From the entries, return every line where the string "true" shows up.
____ Records for this task
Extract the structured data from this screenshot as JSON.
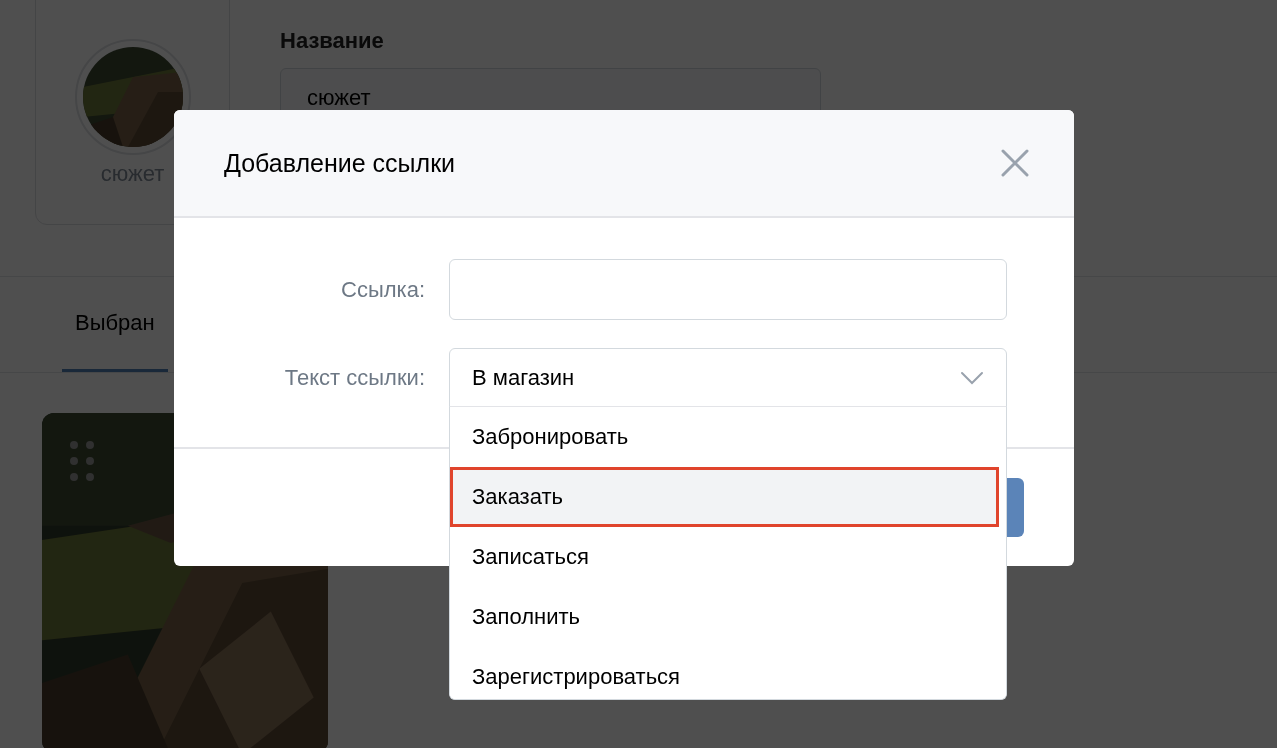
{
  "profile": {
    "name": "сюжет"
  },
  "name_field": {
    "label": "Название",
    "value": "сюжет"
  },
  "tabs": [
    {
      "label": "Выбран",
      "selected": true
    }
  ],
  "dialog": {
    "title": "Добавление ссылки",
    "fields": [
      {
        "kind": "text",
        "label": "Ссылка:"
      },
      {
        "kind": "select",
        "label": "Текст ссылки:",
        "value": "В магазин",
        "expanded": true,
        "options": [
          {
            "label": "Забронировать",
            "selected": false
          },
          {
            "label": "Заказать",
            "selected": true
          },
          {
            "label": "Записаться",
            "selected": false
          },
          {
            "label": "Заполнить",
            "selected": false
          },
          {
            "label": "Зарегистрироваться",
            "selected": false
          }
        ]
      }
    ]
  }
}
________
> **Finished task**
      "selected": true
        "expanded": true,
            "selected": true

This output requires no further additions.